| Entries taken from a collection |
'''
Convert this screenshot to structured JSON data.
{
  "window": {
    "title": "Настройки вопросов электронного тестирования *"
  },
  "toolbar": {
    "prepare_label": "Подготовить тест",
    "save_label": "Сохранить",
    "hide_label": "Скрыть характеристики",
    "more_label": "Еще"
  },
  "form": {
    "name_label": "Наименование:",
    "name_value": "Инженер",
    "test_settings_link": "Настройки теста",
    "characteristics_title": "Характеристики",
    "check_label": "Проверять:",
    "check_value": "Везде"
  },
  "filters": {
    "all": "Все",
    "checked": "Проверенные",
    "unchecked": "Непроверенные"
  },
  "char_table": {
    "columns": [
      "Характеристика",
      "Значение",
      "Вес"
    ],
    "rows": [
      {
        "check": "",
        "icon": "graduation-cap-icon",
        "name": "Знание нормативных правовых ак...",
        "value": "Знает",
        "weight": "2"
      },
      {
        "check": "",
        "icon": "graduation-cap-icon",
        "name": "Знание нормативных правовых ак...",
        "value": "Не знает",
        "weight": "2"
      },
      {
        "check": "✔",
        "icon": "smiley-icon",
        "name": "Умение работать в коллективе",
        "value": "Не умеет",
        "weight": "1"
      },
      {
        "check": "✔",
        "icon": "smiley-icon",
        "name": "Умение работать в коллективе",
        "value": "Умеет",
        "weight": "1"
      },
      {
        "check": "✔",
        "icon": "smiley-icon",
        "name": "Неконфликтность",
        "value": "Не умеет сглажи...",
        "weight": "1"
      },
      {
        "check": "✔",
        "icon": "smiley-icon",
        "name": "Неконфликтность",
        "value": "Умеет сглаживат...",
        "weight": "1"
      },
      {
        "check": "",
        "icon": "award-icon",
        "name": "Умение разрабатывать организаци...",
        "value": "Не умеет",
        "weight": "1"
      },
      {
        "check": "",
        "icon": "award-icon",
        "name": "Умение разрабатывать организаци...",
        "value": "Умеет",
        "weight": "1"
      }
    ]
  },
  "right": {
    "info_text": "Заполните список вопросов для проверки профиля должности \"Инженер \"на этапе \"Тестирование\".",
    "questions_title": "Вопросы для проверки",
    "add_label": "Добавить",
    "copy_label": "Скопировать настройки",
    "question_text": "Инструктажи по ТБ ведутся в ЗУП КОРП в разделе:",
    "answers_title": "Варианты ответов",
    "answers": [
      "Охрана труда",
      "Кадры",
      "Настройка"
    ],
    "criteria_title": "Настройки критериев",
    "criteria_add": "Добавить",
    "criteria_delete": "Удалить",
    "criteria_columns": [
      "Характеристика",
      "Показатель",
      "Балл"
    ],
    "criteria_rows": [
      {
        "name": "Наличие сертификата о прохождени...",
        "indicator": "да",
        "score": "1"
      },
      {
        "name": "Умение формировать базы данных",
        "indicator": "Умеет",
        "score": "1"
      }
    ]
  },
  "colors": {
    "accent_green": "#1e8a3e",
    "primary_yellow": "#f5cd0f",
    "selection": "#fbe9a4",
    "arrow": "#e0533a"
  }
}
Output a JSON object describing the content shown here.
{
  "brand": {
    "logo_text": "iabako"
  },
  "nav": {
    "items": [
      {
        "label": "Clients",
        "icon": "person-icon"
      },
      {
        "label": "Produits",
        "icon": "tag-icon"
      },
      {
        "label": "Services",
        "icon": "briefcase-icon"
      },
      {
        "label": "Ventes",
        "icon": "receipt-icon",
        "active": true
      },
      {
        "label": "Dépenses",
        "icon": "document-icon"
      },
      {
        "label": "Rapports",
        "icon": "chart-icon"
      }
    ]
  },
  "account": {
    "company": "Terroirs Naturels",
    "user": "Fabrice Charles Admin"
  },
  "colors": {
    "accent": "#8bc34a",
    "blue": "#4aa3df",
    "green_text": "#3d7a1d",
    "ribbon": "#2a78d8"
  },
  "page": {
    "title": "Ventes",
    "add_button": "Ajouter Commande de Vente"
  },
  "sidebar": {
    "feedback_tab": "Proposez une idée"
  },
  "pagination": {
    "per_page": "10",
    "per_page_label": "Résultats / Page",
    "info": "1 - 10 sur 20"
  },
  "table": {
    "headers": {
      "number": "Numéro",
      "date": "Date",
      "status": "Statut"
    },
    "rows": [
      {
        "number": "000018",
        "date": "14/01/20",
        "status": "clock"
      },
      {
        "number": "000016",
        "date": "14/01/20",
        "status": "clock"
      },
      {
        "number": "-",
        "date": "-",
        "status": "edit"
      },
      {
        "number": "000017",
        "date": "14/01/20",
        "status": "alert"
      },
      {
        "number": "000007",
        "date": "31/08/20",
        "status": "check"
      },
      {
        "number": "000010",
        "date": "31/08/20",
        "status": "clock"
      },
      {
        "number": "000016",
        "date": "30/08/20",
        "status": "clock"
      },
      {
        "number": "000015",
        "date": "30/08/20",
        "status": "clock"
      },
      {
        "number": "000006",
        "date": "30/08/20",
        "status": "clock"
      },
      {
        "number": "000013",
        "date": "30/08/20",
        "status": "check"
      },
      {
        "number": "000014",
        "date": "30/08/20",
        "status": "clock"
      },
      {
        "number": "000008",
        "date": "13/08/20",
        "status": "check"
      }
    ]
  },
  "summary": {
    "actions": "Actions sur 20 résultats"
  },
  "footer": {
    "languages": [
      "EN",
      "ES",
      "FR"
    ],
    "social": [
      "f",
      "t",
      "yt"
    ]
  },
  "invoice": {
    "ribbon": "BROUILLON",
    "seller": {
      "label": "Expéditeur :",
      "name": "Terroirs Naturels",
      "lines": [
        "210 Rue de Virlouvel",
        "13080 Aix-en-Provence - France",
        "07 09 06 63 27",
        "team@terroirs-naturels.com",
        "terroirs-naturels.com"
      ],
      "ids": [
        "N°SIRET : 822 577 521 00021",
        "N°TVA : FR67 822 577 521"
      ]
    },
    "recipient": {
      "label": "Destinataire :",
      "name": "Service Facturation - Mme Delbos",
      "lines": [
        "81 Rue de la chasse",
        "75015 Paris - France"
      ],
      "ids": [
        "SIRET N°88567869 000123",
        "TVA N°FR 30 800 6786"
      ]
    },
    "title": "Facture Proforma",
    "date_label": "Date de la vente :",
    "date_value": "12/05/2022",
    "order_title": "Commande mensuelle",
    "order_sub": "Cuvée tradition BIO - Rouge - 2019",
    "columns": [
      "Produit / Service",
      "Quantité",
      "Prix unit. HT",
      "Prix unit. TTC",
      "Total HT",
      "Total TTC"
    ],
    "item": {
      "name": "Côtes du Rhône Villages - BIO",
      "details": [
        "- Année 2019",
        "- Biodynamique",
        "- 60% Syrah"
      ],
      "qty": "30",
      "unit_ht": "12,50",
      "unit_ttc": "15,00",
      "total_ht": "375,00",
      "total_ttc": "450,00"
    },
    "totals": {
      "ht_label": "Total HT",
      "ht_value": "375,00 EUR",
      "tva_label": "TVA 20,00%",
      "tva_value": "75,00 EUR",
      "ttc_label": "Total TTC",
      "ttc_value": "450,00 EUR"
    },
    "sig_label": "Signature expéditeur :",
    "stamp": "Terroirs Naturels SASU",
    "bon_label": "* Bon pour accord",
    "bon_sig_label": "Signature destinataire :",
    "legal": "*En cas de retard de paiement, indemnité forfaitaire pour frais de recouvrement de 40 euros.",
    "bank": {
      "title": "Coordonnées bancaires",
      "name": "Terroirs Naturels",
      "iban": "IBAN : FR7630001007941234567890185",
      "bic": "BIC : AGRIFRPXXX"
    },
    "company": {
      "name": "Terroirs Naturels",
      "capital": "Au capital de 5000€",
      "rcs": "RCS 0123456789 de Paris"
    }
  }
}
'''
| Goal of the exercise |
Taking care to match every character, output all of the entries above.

| Exercise result |
Convert this screenshot to structured JSON data.
{
  "window": {
    "title": "Настройки вопросов электронного тестирования *"
  },
  "toolbar": {
    "prepare_label": "Подготовить тест",
    "save_label": "Сохранить",
    "hide_label": "Скрыть характеристики",
    "more_label": "Еще"
  },
  "form": {
    "name_label": "Наименование:",
    "name_value": "Инженер",
    "test_settings_link": "Настройки теста",
    "characteristics_title": "Характеристики",
    "check_label": "Проверять:",
    "check_value": "Везде"
  },
  "filters": {
    "all": "Все",
    "checked": "Проверенные",
    "unchecked": "Непроверенные"
  },
  "char_table": {
    "columns": [
      "Характеристика",
      "Значение",
      "Вес"
    ],
    "rows": [
      {
        "check": "",
        "icon": "graduation-cap-icon",
        "name": "Знание нормативных правовых ак...",
        "value": "Знает",
        "weight": "2"
      },
      {
        "check": "",
        "icon": "graduation-cap-icon",
        "name": "Знание нормативных правовых ак...",
        "value": "Не знает",
        "weight": "2"
      },
      {
        "check": "✔",
        "icon": "smiley-icon",
        "name": "Умение работать в коллективе",
        "value": "Не умеет",
        "weight": "1"
      },
      {
        "check": "✔",
        "icon": "smiley-icon",
        "name": "Умение работать в коллективе",
        "value": "Умеет",
        "weight": "1"
      },
      {
        "check": "✔",
        "icon": "smiley-icon",
        "name": "Неконфликтность",
        "value": "Не умеет сглажи...",
        "weight": "1"
      },
      {
        "check": "✔",
        "icon": "smiley-icon",
        "name": "Неконфликтность",
        "value": "Умеет сглаживат...",
        "weight": "1"
      },
      {
        "check": "",
        "icon": "award-icon",
        "name": "Умение разрабатывать организаци...",
        "value": "Не умеет",
        "weight": "1"
      },
      {
        "check": "",
        "icon": "award-icon",
        "name": "Умение разрабатывать организаци...",
        "value": "Умеет",
        "weight": "1"
      }
    ]
  },
  "right": {
    "info_text": "Заполните список вопросов для проверки профиля должности \"Инженер \"на этапе \"Тестирование\".",
    "questions_title": "Вопросы для проверки",
    "add_label": "Добавить",
    "copy_label": "Скопировать настройки",
    "question_text": "Инструктажи по ТБ ведутся в ЗУП КОРП в разделе:",
    "answers_title": "Варианты ответов",
    "answers": [
      "Охрана труда",
      "Кадры",
      "Настройка"
    ],
    "criteria_title": "Настройки критериев",
    "criteria_add": "Добавить",
    "criteria_delete": "Удалить",
    "criteria_columns": [
      "Характеристика",
      "Показатель",
      "Балл"
    ],
    "criteria_rows": [
      {
        "name": "Наличие сертификата о прохождени...",
        "indicator": "да",
        "score": "1"
      },
      {
        "name": "Умение формировать базы данных",
        "indicator": "Умеет",
        "score": "1"
      }
    ]
  },
  "colors": {
    "accent_green": "#1e8a3e",
    "primary_yellow": "#f5cd0f",
    "selection": "#fbe9a4",
    "arrow": "#e0533a"
  }
}
Output a JSON object describing the content shown here.
{
  "brand": {
    "logo_text": "iabako"
  },
  "nav": {
    "items": [
      {
        "label": "Clients",
        "icon": "person-icon"
      },
      {
        "label": "Produits",
        "icon": "tag-icon"
      },
      {
        "label": "Services",
        "icon": "briefcase-icon"
      },
      {
        "label": "Ventes",
        "icon": "receipt-icon",
        "active": true
      },
      {
        "label": "Dépenses",
        "icon": "document-icon"
      },
      {
        "label": "Rapports",
        "icon": "chart-icon"
      }
    ]
  },
  "account": {
    "company": "Terroirs Naturels",
    "user": "Fabrice Charles Admin"
  },
  "colors": {
    "accent": "#8bc34a",
    "blue": "#4aa3df",
    "green_text": "#3d7a1d",
    "ribbon": "#2a78d8"
  },
  "page": {
    "title": "Ventes",
    "add_button": "Ajouter Commande de Vente"
  },
  "sidebar": {
    "feedback_tab": "Proposez une idée"
  },
  "pagination": {
    "per_page": "10",
    "per_page_label": "Résultats / Page",
    "info": "1 - 10 sur 20"
  },
  "table": {
    "headers": {
      "number": "Numéro",
      "date": "Date",
      "status": "Statut"
    },
    "rows": [
      {
        "number": "000018",
        "date": "14/01/20",
        "status": "clock"
      },
      {
        "number": "000016",
        "date": "14/01/20",
        "status": "clock"
      },
      {
        "number": "-",
        "date": "-",
        "status": "edit"
      },
      {
        "number": "000017",
        "date": "14/01/20",
        "status": "alert"
      },
      {
        "number": "000007",
        "date": "31/08/20",
        "status": "check"
      },
      {
        "number": "000010",
        "date": "31/08/20",
        "status": "clock"
      },
      {
        "number": "000016",
        "date": "30/08/20",
        "status": "clock"
      },
      {
        "number": "000015",
        "date": "30/08/20",
        "status": "clock"
      },
      {
        "number": "000006",
        "date": "30/08/20",
        "status": "clock"
      },
      {
        "number": "000013",
        "date": "30/08/20",
        "status": "check"
      },
      {
        "number": "000014",
        "date": "30/08/20",
        "status": "clock"
      },
      {
        "number": "000008",
        "date": "13/08/20",
        "status": "check"
      }
    ]
  },
  "summary": {
    "actions": "Actions sur 20 résultats"
  },
  "footer": {
    "languages": [
      "EN",
      "ES",
      "FR"
    ],
    "social": [
      "f",
      "t",
      "yt"
    ]
  },
  "invoice": {
    "ribbon": "BROUILLON",
    "seller": {
      "label": "Expéditeur :",
      "name": "Terroirs Naturels",
      "lines": [
        "210 Rue de Virlouvel",
        "13080 Aix-en-Provence - France",
        "07 09 06 63 27",
        "team@terroirs-naturels.com",
        "terroirs-naturels.com"
      ],
      "ids": [
        "N°SIRET : 822 577 521 00021",
        "N°TVA : FR67 822 577 521"
      ]
    },
    "recipient": {
      "label": "Destinataire :",
      "name": "Service Facturation - Mme Delbos",
      "lines": [
        "81 Rue de la chasse",
        "75015 Paris - France"
      ],
      "ids": [
        "SIRET N°88567869 000123",
        "TVA N°FR 30 800 6786"
      ]
    },
    "title": "Facture Proforma",
    "date_label": "Date de la vente :",
    "date_value": "12/05/2022",
    "order_title": "Commande mensuelle",
    "order_sub": "Cuvée tradition BIO - Rouge - 2019",
    "columns": [
      "Produit / Service",
      "Quantité",
      "Prix unit. HT",
      "Prix unit. TTC",
      "Total HT",
      "Total TTC"
    ],
    "item": {
      "name": "Côtes du Rhône Villages - BIO",
      "details": [
        "- Année 2019",
        "- Biodynamique",
        "- 60% Syrah"
      ],
      "qty": "30",
      "unit_ht": "12,50",
      "unit_ttc": "15,00",
      "total_ht": "375,00",
      "total_ttc": "450,00"
    },
    "totals": {
      "ht_label": "Total HT",
      "ht_value": "375,00 EUR",
      "tva_label": "TVA 20,00%",
      "tva_value": "75,00 EUR",
      "ttc_label": "Total TTC",
      "ttc_value": "450,00 EUR"
    },
    "sig_label": "Signature expéditeur :",
    "stamp": "Terroirs Naturels SASU",
    "bon_label": "* Bon pour accord",
    "bon_sig_label": "Signature destinataire :",
    "legal": "*En cas de retard de paiement, indemnité forfaitaire pour frais de recouvrement de 40 euros.",
    "bank": {
      "title": "Coordonnées bancaires",
      "name": "Terroirs Naturels",
      "iban": "IBAN : FR7630001007941234567890185",
      "bic": "BIC : AGRIFRPXXX"
    },
    "company": {
      "name": "Terroirs Naturels",
      "capital": "Au capital de 5000€",
      "rcs": "RCS 0123456789 de Paris"
    }
  }
}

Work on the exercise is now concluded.